- Records provided -
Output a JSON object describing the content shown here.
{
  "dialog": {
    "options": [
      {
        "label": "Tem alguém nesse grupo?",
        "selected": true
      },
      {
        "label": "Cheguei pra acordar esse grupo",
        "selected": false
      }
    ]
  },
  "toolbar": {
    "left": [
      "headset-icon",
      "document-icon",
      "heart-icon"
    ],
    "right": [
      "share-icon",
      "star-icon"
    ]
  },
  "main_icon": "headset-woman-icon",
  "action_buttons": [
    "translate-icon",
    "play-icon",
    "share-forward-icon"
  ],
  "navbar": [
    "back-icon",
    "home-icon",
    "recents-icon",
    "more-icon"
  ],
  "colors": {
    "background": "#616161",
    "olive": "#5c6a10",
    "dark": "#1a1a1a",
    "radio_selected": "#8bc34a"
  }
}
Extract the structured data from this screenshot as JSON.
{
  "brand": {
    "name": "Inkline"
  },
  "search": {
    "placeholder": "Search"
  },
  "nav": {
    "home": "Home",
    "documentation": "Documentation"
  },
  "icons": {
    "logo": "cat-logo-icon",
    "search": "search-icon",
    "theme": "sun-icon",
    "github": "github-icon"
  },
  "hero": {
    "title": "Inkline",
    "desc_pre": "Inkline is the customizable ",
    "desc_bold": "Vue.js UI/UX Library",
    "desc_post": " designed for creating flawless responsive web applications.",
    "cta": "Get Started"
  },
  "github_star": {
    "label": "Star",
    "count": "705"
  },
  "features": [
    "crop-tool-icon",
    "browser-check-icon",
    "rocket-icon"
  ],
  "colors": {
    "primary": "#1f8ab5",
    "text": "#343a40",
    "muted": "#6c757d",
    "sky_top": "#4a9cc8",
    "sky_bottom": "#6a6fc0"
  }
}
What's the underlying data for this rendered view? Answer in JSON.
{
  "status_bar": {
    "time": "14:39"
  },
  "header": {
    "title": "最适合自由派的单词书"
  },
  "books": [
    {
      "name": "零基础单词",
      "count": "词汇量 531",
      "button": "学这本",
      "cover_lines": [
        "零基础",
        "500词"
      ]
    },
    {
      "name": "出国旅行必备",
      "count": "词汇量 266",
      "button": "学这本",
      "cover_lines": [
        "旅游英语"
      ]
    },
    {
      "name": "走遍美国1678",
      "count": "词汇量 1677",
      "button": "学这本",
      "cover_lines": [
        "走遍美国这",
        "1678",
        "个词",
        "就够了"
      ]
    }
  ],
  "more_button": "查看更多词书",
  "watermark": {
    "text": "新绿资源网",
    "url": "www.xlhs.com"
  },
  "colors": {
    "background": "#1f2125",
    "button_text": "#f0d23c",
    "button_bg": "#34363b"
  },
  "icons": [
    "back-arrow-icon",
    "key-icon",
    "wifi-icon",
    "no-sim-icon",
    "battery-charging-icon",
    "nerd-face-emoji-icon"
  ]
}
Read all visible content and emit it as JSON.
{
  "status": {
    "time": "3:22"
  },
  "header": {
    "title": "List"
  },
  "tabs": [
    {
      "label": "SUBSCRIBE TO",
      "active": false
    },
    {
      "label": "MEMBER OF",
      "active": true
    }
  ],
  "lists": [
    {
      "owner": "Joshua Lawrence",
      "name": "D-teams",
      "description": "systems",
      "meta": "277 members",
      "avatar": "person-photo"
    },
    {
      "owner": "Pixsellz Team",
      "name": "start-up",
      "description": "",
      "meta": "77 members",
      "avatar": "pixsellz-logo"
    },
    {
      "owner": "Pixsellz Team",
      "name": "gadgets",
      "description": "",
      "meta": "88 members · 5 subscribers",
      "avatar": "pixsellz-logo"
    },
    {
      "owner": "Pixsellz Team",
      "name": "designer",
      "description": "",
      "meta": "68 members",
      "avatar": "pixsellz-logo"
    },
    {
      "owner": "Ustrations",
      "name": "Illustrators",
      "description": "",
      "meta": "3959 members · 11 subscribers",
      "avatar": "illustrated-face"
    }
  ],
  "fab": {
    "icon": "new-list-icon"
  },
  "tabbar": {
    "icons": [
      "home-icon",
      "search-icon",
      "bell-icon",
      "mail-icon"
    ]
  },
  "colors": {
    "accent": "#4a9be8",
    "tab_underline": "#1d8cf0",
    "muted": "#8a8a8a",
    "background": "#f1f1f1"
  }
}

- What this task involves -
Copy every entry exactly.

- Result for this exercise -
Output a JSON object describing the content shown here.
{
  "dialog": {
    "options": [
      {
        "label": "Tem alguém nesse grupo?",
        "selected": true
      },
      {
        "label": "Cheguei pra acordar esse grupo",
        "selected": false
      }
    ]
  },
  "toolbar": {
    "left": [
      "headset-icon",
      "document-icon",
      "heart-icon"
    ],
    "right": [
      "share-icon",
      "star-icon"
    ]
  },
  "main_icon": "headset-woman-icon",
  "action_buttons": [
    "translate-icon",
    "play-icon",
    "share-forward-icon"
  ],
  "navbar": [
    "back-icon",
    "home-icon",
    "recents-icon",
    "more-icon"
  ],
  "colors": {
    "background": "#616161",
    "olive": "#5c6a10",
    "dark": "#1a1a1a",
    "radio_selected": "#8bc34a"
  }
}
Extract the structured data from this screenshot as JSON.
{
  "brand": {
    "name": "Inkline"
  },
  "search": {
    "placeholder": "Search"
  },
  "nav": {
    "home": "Home",
    "documentation": "Documentation"
  },
  "icons": {
    "logo": "cat-logo-icon",
    "search": "search-icon",
    "theme": "sun-icon",
    "github": "github-icon"
  },
  "hero": {
    "title": "Inkline",
    "desc_pre": "Inkline is the customizable ",
    "desc_bold": "Vue.js UI/UX Library",
    "desc_post": " designed for creating flawless responsive web applications.",
    "cta": "Get Started"
  },
  "github_star": {
    "label": "Star",
    "count": "705"
  },
  "features": [
    "crop-tool-icon",
    "browser-check-icon",
    "rocket-icon"
  ],
  "colors": {
    "primary": "#1f8ab5",
    "text": "#343a40",
    "muted": "#6c757d",
    "sky_top": "#4a9cc8",
    "sky_bottom": "#6a6fc0"
  }
}
What's the underlying data for this rendered view? Answer in JSON.
{
  "status_bar": {
    "time": "14:39"
  },
  "header": {
    "title": "最适合自由派的单词书"
  },
  "books": [
    {
      "name": "零基础单词",
      "count": "词汇量 531",
      "button": "学这本",
      "cover_lines": [
        "零基础",
        "500词"
      ]
    },
    {
      "name": "出国旅行必备",
      "count": "词汇量 266",
      "button": "学这本",
      "cover_lines": [
        "旅游英语"
      ]
    },
    {
      "name": "走遍美国1678",
      "count": "词汇量 1677",
      "button": "学这本",
      "cover_lines": [
        "走遍美国这",
        "1678",
        "个词",
        "就够了"
      ]
    }
  ],
  "more_button": "查看更多词书",
  "watermark": {
    "text": "新绿资源网",
    "url": "www.xlhs.com"
  },
  "colors": {
    "background": "#1f2125",
    "button_text": "#f0d23c",
    "button_bg": "#34363b"
  },
  "icons": [
    "back-arrow-icon",
    "key-icon",
    "wifi-icon",
    "no-sim-icon",
    "battery-charging-icon",
    "nerd-face-emoji-icon"
  ]
}
Read all visible content and emit it as JSON.
{
  "status": {
    "time": "3:22"
  },
  "header": {
    "title": "List"
  },
  "tabs": [
    {
      "label": "SUBSCRIBE TO",
      "active": false
    },
    {
      "label": "MEMBER OF",
      "active": true
    }
  ],
  "lists": [
    {
      "owner": "Joshua Lawrence",
      "name": "D-teams",
      "description": "systems",
      "meta": "277 members",
      "avatar": "person-photo"
    },
    {
      "owner": "Pixsellz Team",
      "name": "start-up",
      "description": "",
      "meta": "77 members",
      "avatar": "pixsellz-logo"
    },
    {
      "owner": "Pixsellz Team",
      "name": "gadgets",
      "description": "",
      "meta": "88 members · 5 subscribers",
      "avatar": "pixsellz-logo"
    },
    {
      "owner": "Pixsellz Team",
      "name": "designer",
      "description": "",
      "meta": "68 members",
      "avatar": "pixsellz-logo"
    },
    {
      "owner": "Ustrations",
      "name": "Illustrators",
      "description": "",
      "meta": "3959 members · 11 subscribers",
      "avatar": "illustrated-face"
    }
  ],
  "fab": {
    "icon": "new-list-icon"
  },
  "tabbar": {
    "icons": [
      "home-icon",
      "search-icon",
      "bell-icon",
      "mail-icon"
    ]
  },
  "colors": {
    "accent": "#4a9be8",
    "tab_underline": "#1d8cf0",
    "muted": "#8a8a8a",
    "background": "#f1f1f1"
  }
}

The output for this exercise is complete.